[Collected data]
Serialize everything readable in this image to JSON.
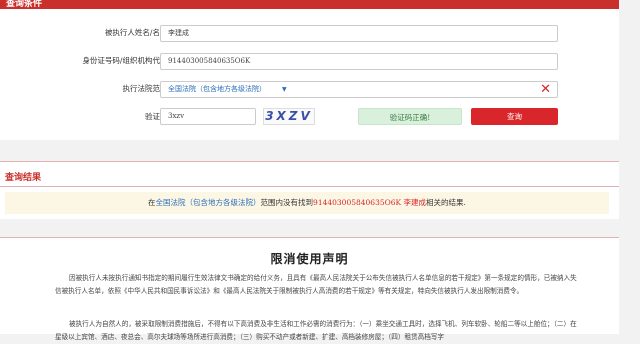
{
  "panel": {
    "title": "查询条件",
    "name_label": "被执行人姓名/名称:",
    "name_value": "李建成",
    "id_label": "身份证号码/组织机构代码:",
    "id_value": "914403005840635O6K",
    "court_label": "执行法院范围:",
    "court_value": "全国法院（包含地方各级法院）",
    "captcha_label": "验证码:",
    "captcha_input": "3xzv",
    "captcha_image_text": "3XZV",
    "verify_ok_label": "验证码正确!",
    "search_label": "查询"
  },
  "results": {
    "title": "查询结果",
    "msg_prefix": "在",
    "msg_court": "全国法院（包含地方各级法院）",
    "msg_mid": "范围内没有找到",
    "msg_id": "914403005840635O6K",
    "msg_name": "李建成",
    "msg_suffix": "相关的结果."
  },
  "declaration": {
    "title": "限消使用声明",
    "para1": "因被执行人未按执行通知书指定的期间履行生效法律文书确定的给付义务，且具有《最高人民法院关于公布失信被执行人名单信息的若干规定》第一条规定的情形，已被纳入失信被执行人名单，依照《中华人民共和国民事诉讼法》和《最高人民法院关于限制被执行人高消费的若干规定》等有关规定，特向失信被执行人发出限制消费令。",
    "para2": "被执行人为自然人的，被采取限制消费措施后，不得有以下高消费及非生活和工作必需的消费行为：（一）乘坐交通工具时，选择飞机、列车软卧、轮船二等以上舱位；（二）在星级以上宾馆、酒店、夜总会、高尔夫球场等场所进行高消费；（三）购买不动产或者新建、扩建、高档装修房屋；（四）租赁高档写字"
  },
  "colors": {
    "accent_red": "#d9262b",
    "link_blue": "#2a6ebb",
    "ok_green": "#d9f0dc",
    "notice_bg": "#fcf6e4"
  }
}
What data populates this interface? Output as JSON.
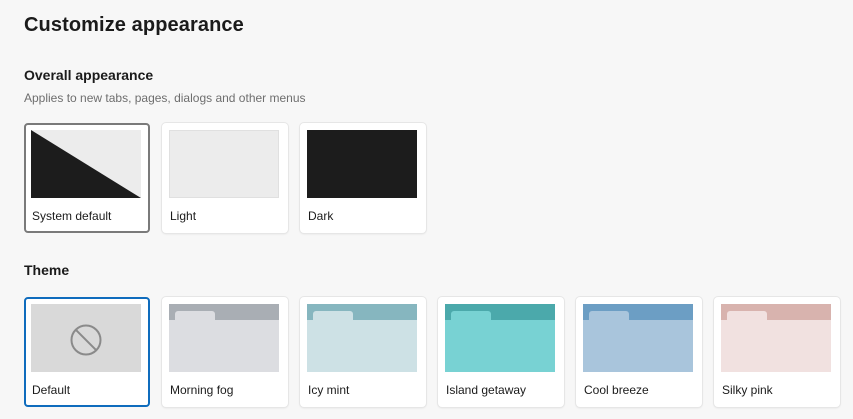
{
  "page": {
    "title": "Customize appearance"
  },
  "overall": {
    "title": "Overall appearance",
    "subtitle": "Applies to new tabs, pages, dialogs and other menus",
    "options": [
      {
        "label": "System default",
        "selected": true
      },
      {
        "label": "Light",
        "selected": false
      },
      {
        "label": "Dark",
        "selected": false
      }
    ]
  },
  "theme": {
    "title": "Theme",
    "options": [
      {
        "label": "Default",
        "selected": true,
        "icon": "no-theme-icon"
      },
      {
        "label": "Morning fog",
        "selected": false,
        "colors": {
          "bar": "#a9aeb4",
          "tab": "#dcdde1",
          "body": "#dcdde1"
        }
      },
      {
        "label": "Icy mint",
        "selected": false,
        "colors": {
          "bar": "#86b6bf",
          "tab": "#cde1e5",
          "body": "#cde1e5"
        }
      },
      {
        "label": "Island getaway",
        "selected": false,
        "colors": {
          "bar": "#4ba9ab",
          "tab": "#78d2d3",
          "body": "#78d2d3"
        }
      },
      {
        "label": "Cool breeze",
        "selected": false,
        "colors": {
          "bar": "#6c9ec4",
          "tab": "#a9c5dc",
          "body": "#a9c5dc"
        }
      },
      {
        "label": "Silky pink",
        "selected": false,
        "colors": {
          "bar": "#d8b3ae",
          "tab": "#f1e1e0",
          "body": "#f1e1e0"
        }
      }
    ]
  },
  "colors": {
    "accent": "#0f6cbd",
    "selected_gray": "#7a7a7a",
    "dark_preview": "#1c1c1c",
    "light_preview": "#ececec"
  }
}
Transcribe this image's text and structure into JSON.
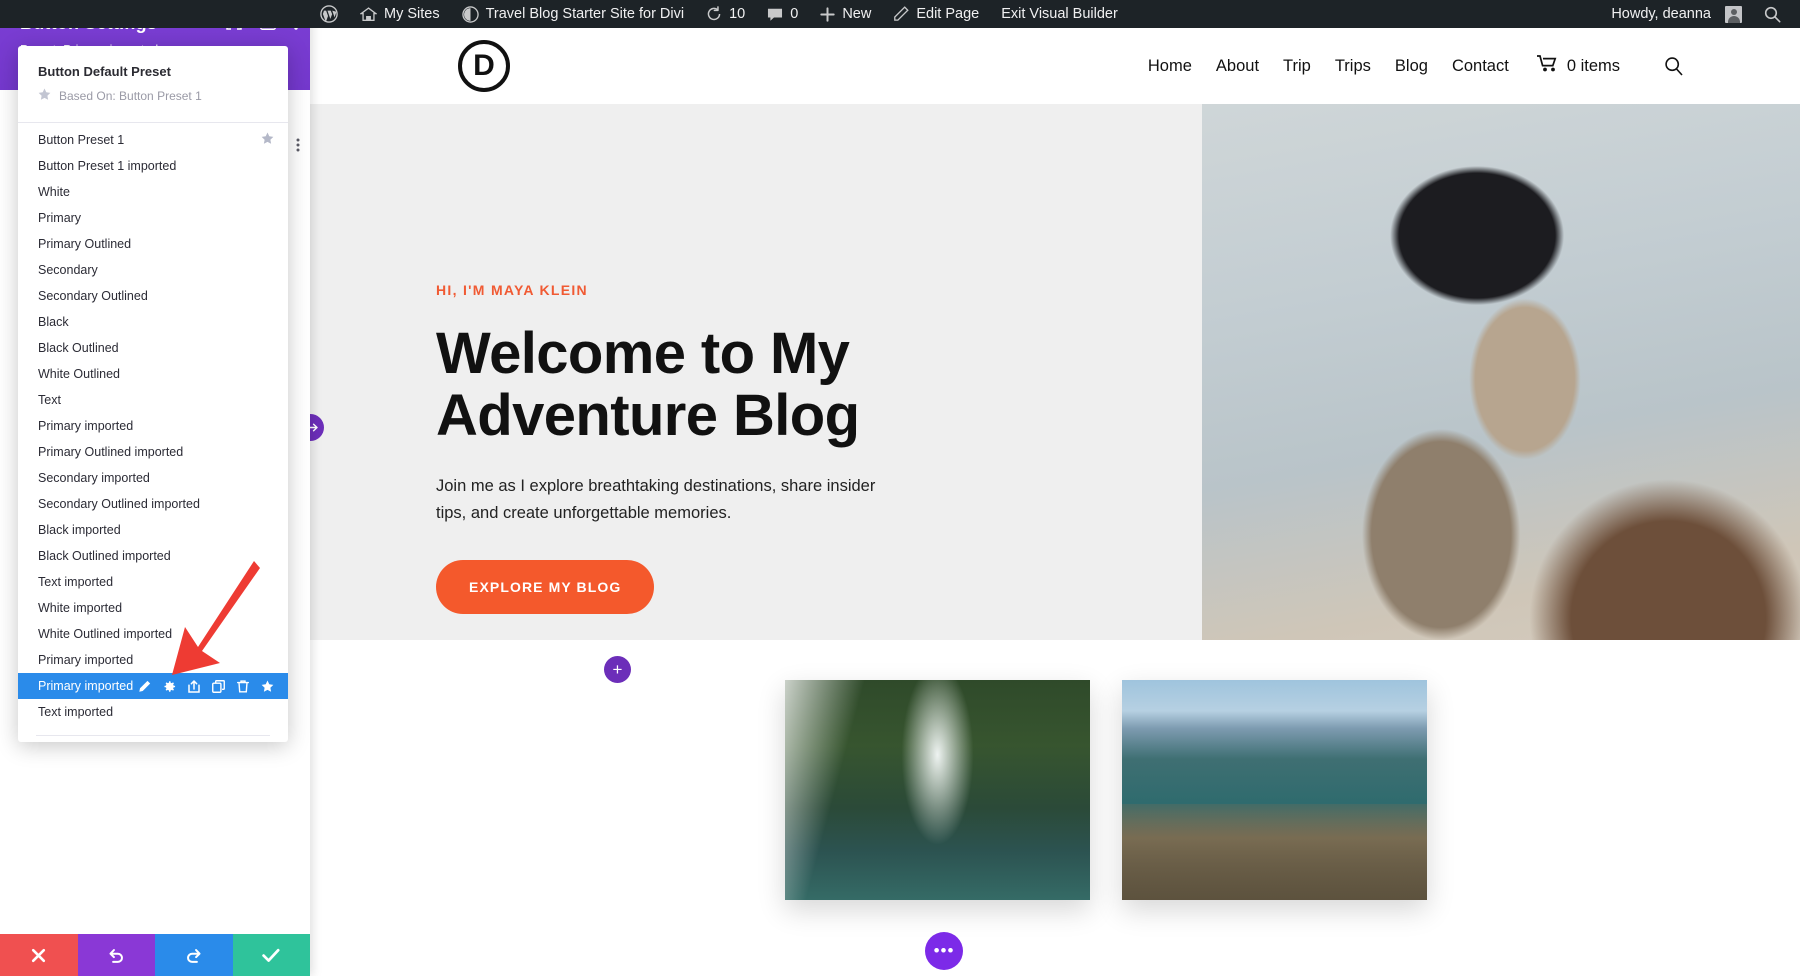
{
  "admin_bar": {
    "items": [
      {
        "name": "wp-logo",
        "label": "",
        "icon": "wordpress-icon"
      },
      {
        "name": "my-sites",
        "label": "My Sites",
        "icon": "sites-icon"
      },
      {
        "name": "site-name",
        "label": "Travel Blog Starter Site for Divi",
        "icon": "dashboard-icon"
      },
      {
        "name": "updates",
        "label": "10",
        "icon": "updates-icon"
      },
      {
        "name": "comments",
        "label": "0",
        "icon": "comment-icon"
      },
      {
        "name": "new-content",
        "label": "New",
        "icon": "plus-icon"
      },
      {
        "name": "edit-page",
        "label": "Edit Page",
        "icon": "pencil-icon"
      },
      {
        "name": "exit-visual-builder",
        "label": "Exit Visual Builder",
        "icon": ""
      }
    ],
    "howdy": "Howdy, deanna",
    "search_icon": "search-icon"
  },
  "builder": {
    "title": "Button Settings",
    "preset_label": "Preset: Primary imported",
    "header_icons": [
      "focus-icon",
      "layout-panel-icon",
      "more-vertical-icon"
    ],
    "footer": {
      "cancel": "cancel-icon",
      "undo": "undo-icon",
      "redo": "redo-icon",
      "save": "check-icon"
    },
    "accent_purple": "#7b3fd1",
    "accent_blue": "#2a8bea"
  },
  "preset_menu": {
    "default_title": "Button Default Preset",
    "default_sub": "Based On: Button Preset 1",
    "default_sub_icon": "star-icon",
    "items": [
      {
        "label": "Button Preset 1",
        "starred": true,
        "active": false
      },
      {
        "label": "Button Preset 1 imported",
        "starred": false,
        "active": false
      },
      {
        "label": "White",
        "starred": false,
        "active": false
      },
      {
        "label": "Primary",
        "starred": false,
        "active": false
      },
      {
        "label": "Primary Outlined",
        "starred": false,
        "active": false
      },
      {
        "label": "Secondary",
        "starred": false,
        "active": false
      },
      {
        "label": "Secondary Outlined",
        "starred": false,
        "active": false
      },
      {
        "label": "Black",
        "starred": false,
        "active": false
      },
      {
        "label": "Black Outlined",
        "starred": false,
        "active": false
      },
      {
        "label": "White Outlined",
        "starred": false,
        "active": false
      },
      {
        "label": "Text",
        "starred": false,
        "active": false
      },
      {
        "label": "Primary imported",
        "starred": false,
        "active": false
      },
      {
        "label": "Primary Outlined imported",
        "starred": false,
        "active": false
      },
      {
        "label": "Secondary imported",
        "starred": false,
        "active": false
      },
      {
        "label": "Secondary Outlined imported",
        "starred": false,
        "active": false
      },
      {
        "label": "Black imported",
        "starred": false,
        "active": false
      },
      {
        "label": "Black Outlined imported",
        "starred": false,
        "active": false
      },
      {
        "label": "Text imported",
        "starred": false,
        "active": false
      },
      {
        "label": "White imported",
        "starred": false,
        "active": false
      },
      {
        "label": "White Outlined imported",
        "starred": false,
        "active": false
      },
      {
        "label": "Primary imported",
        "starred": false,
        "active": false
      },
      {
        "label": "Primary imported",
        "starred": false,
        "active": true,
        "actions": [
          "edit-pencil-icon",
          "settings-gear-icon",
          "export-icon",
          "duplicate-icon",
          "delete-trash-icon",
          "star-icon"
        ]
      },
      {
        "label": "Text imported",
        "starred": false,
        "active": false
      }
    ]
  },
  "site": {
    "logo_letter": "D",
    "nav": [
      "Home",
      "About",
      "Trip",
      "Trips",
      "Blog",
      "Contact"
    ],
    "cart_label": "0 items",
    "cart_icon": "cart-icon",
    "search_icon": "search-icon",
    "hero": {
      "eyebrow": "HI, I'M MAYA KLEIN",
      "heading_line1": "Welcome to My",
      "heading_line2": "Adventure Blog",
      "paragraph": "Join me as I explore breathtaking destinations, share insider tips, and create unforgettable memories.",
      "button": "EXPLORE MY BLOG",
      "eyebrow_color": "#f05a33",
      "button_color": "#f4592c"
    },
    "fab_add": "+",
    "fab_more": "•••"
  }
}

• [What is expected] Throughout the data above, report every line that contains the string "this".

• [Response area]
Serialize everything readable in this image to JSON.
What data populates this interface? Output as JSON.
Transcribe this image's text and structure into JSON.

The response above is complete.